The AF is a bit more consistent (while still far from perfect), which I appreciate. On the negative side, I find the 5D4 images in general need more PP work than 5D3 images did. Mostly in USM/sharpness tweaking and color adjustments...
 

docsmith

EOS 6D MK II
Sep 17, 2010
855
235
It's very likely that if you left the freshly charged batteries out of the camera for two days and then inserted them, turned the camera on-off-on (to reset the chip in the battery), and then checked the battery level they would also be at around 93-94-95 percent. Freshly charged Li-Ion batteries lose the top 5-7% or so fairly quickly, even when on a shelf. As the battery ages, it loses even more fairly early before stabilizing to a much lower discharge rate when not being used. I've got 4-5 year old Li-Ion batteries that drop from 100% immediately after charging to around 65% in only a couple of days. They do this whether inserted in a camera or not.
I need to pack up my camera so I am ending this at ~60 hrs.

My 2018 battery that was in the 5DIV with camera "off": 88%
Batteries from 2016 and 2017 that were not in camera: 99%
Battery from 2013 that was not in the camera: 100%.

Overall, I see this all the time. A battery sitting in my 5DIV loses its charge at a concerning rate. Fortunately, this is not much of a problem as I always have a backup, and rarely does my camera sit very long unused.
 

Michael Clark

Now we see through a glass, darkly...
Apr 5, 2016
769
336
I need to pack up my camera so I am ending this at ~60 hrs.

My 2018 battery that was in the 5DIV with camera "off": 88%
Batteries from 2016 and 2017 that were not in camera: 99%
Battery from 2013 that was not in the camera: 100%.

Overall, I see this all the time. A battery sitting in my 5DIV loses its charge at a concerning rate. Fortunately, this is not much of a problem as I always have a backup, and rarely does my camera sit very long unused.
Did you do an on-off-on cycle with the batteries that had been on the shelf? It has been my experience with older batteries that pretty much everything will read 99-100% when first inserted in a camera after having been in a charger. But after the camera actually measures the voltage (instead of reading the chip that says "just charged to 100%") the numbers will often be significantly lower if the battery has been on a shelf for a while.
 

Del Paso

M3 Singlestroke
Aug 9, 2018
510
469
And too true, unfortunately. When I wrote that I was getting only 100 or so shots from my M5, others were getting up to 1000. I get only 400 shots with my 5DIV, whereas others get a 1000 and still 2/3rds left.
It's somehow reassuring not to be alone...
I get only (with the most energy-saving settings) about 280 picts with my Leica M 240, while everybody seems to be getting between 1200 and 2000 picts.
The camera was even tested twice by Leica, Wetzlar, the camera was OK for them.
I insisted, got it replaced, alas, #2 is just the same.:cry::unsure:
 

docsmith
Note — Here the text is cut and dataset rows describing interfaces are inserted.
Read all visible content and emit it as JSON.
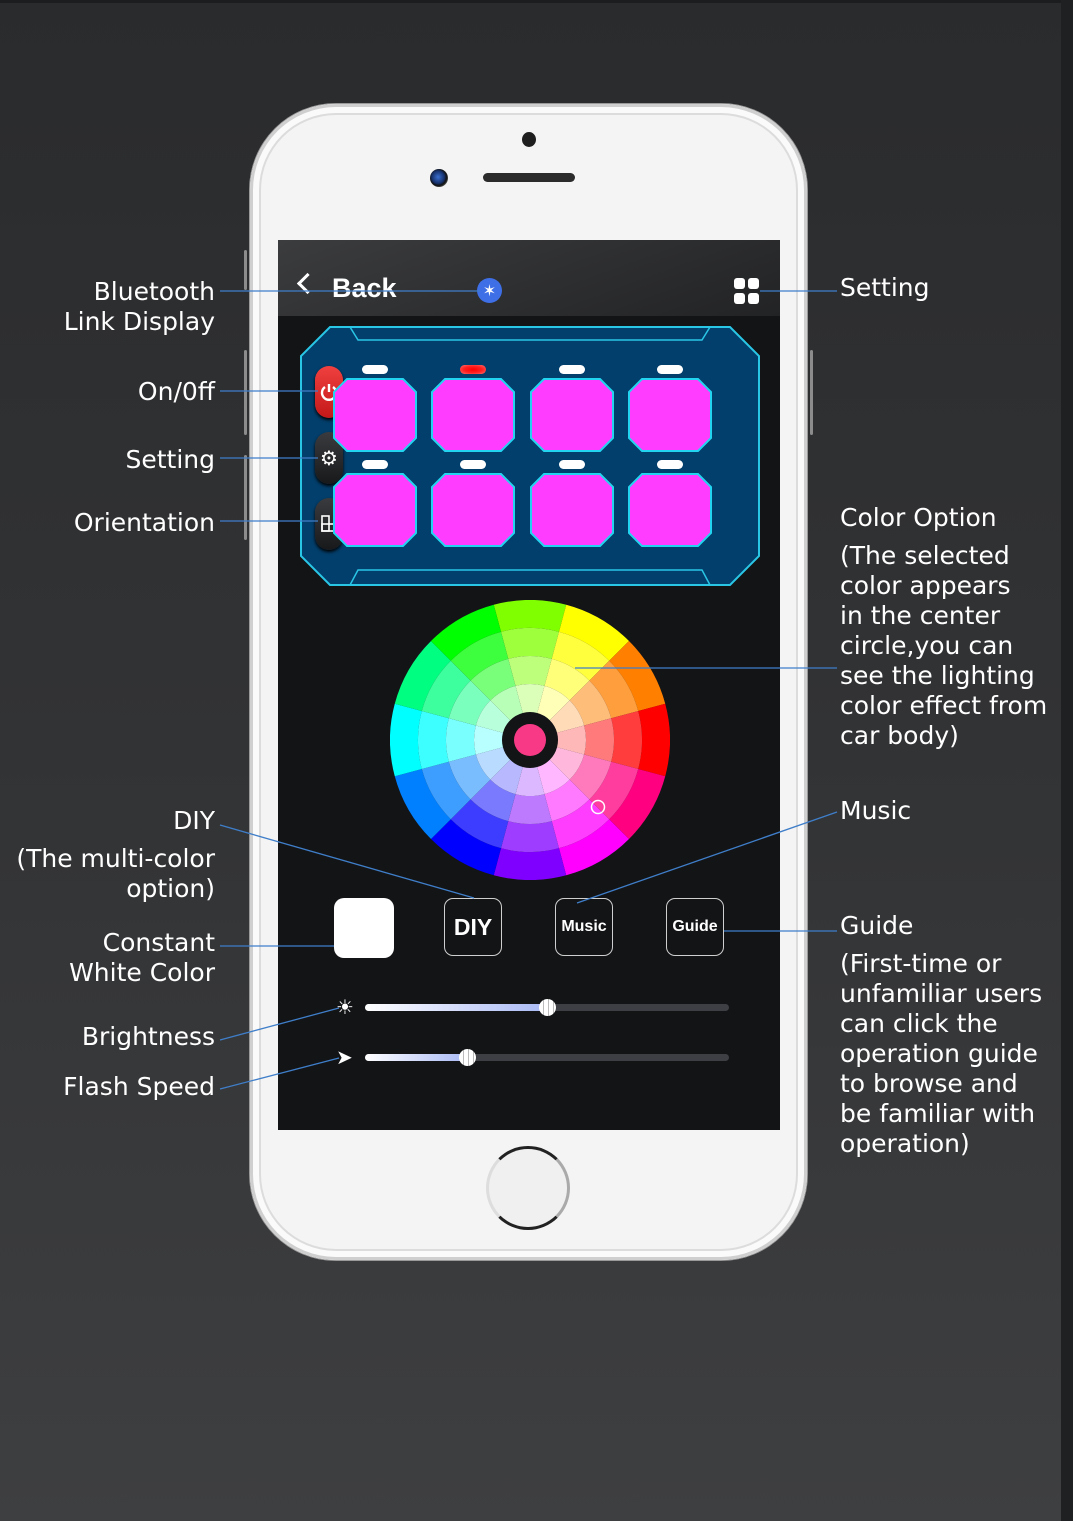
{
  "app": {
    "nav": {
      "back_label": "Back",
      "bluetooth_icon": "bluetooth-icon",
      "settings_icon": "grid-icon"
    },
    "side_controls": [
      {
        "name": "power",
        "icon": "power-icon",
        "color": "#e32a2a"
      },
      {
        "name": "setting",
        "icon": "gear-icon",
        "color": "#2a2b2e"
      },
      {
        "name": "orientation",
        "icon": "orientation-icon",
        "color": "#2a2b2e"
      }
    ],
    "pods": {
      "count": 8,
      "color": "#ff3cff",
      "border": "#22d4ef",
      "active_led_index": 1,
      "active_led_color": "#ff2020"
    },
    "color_wheel": {
      "selected_color": "#f83a86"
    },
    "mode_buttons": [
      {
        "id": "white",
        "label": ""
      },
      {
        "id": "diy",
        "label": "DIY"
      },
      {
        "id": "music",
        "label": "Music"
      },
      {
        "id": "guide",
        "label": "Guide"
      }
    ],
    "sliders": {
      "brightness": {
        "icon": "sun-icon",
        "value": 0.5
      },
      "flash_speed": {
        "icon": "arrow-icon",
        "value": 0.28
      }
    }
  },
  "annotations": {
    "bluetooth": "Bluetooth\nLink Display",
    "on_off": "On/0ff",
    "setting_left": "Setting",
    "orientation": "Orientation",
    "diy_title": "DIY",
    "diy_sub": "(The multi-color\noption)",
    "constant_white": "Constant\nWhite Color",
    "brightness": "Brightness",
    "flash_speed": "Flash Speed",
    "setting_right": "Setting",
    "color_option_title": "Color Option",
    "color_option_sub": "(The selected\ncolor appears\nin the center\ncircle,you can\nsee the lighting\ncolor effect from\ncar body)",
    "music": "Music",
    "guide_title": "Guide",
    "guide_sub": "(First-time or\nunfamiliar users\ncan click the\noperation guide\nto browse and\nbe familiar with\noperation)"
  },
  "colors": {
    "callout_line": "#3f7ec9",
    "background": "#2e2f31"
  }
}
EOS 6D MK II
Sep 17, 2010
855
235
Did you do an on-off-on cycle with the batteries that had been on the shelf? It has been my experience with older batteries that pretty much everything will read 99-100% when first inserted in a camera after having been in a charger. But after the camera actually measures the voltage (instead of reading the chip that says "just charged to 100%") the numbers will often be significantly lower if the battery has been on a shelf for a while.
Just got back from a trip and did not use my 3 backup batteries. So I just looked and the 2016/2017 batteries were at 94% and the 2013 battery read 97%.

But, I think we are getting pretty into the weeds (although I do like testing and actual numbers). As a former 5DIII and 7D owner, I could pick up my camera and still have significant battery life even if I had not used it in weeks. I pick up my 5DIV after I haven't used it and I often have 40-70% battery life remaining.

That said, when shooting on a full battery, there are times when I can shoot >1000 shots on a single battery. Other times, ~400 shots. The only trend I have noticed is that anything using the screen tends to really affect the performance (live view/video).

But, overall, no complaints. I often sit here an think while reading some posts about Canon's dire future how I could likely shoot with my current kit for the foreseeable future and be very happy.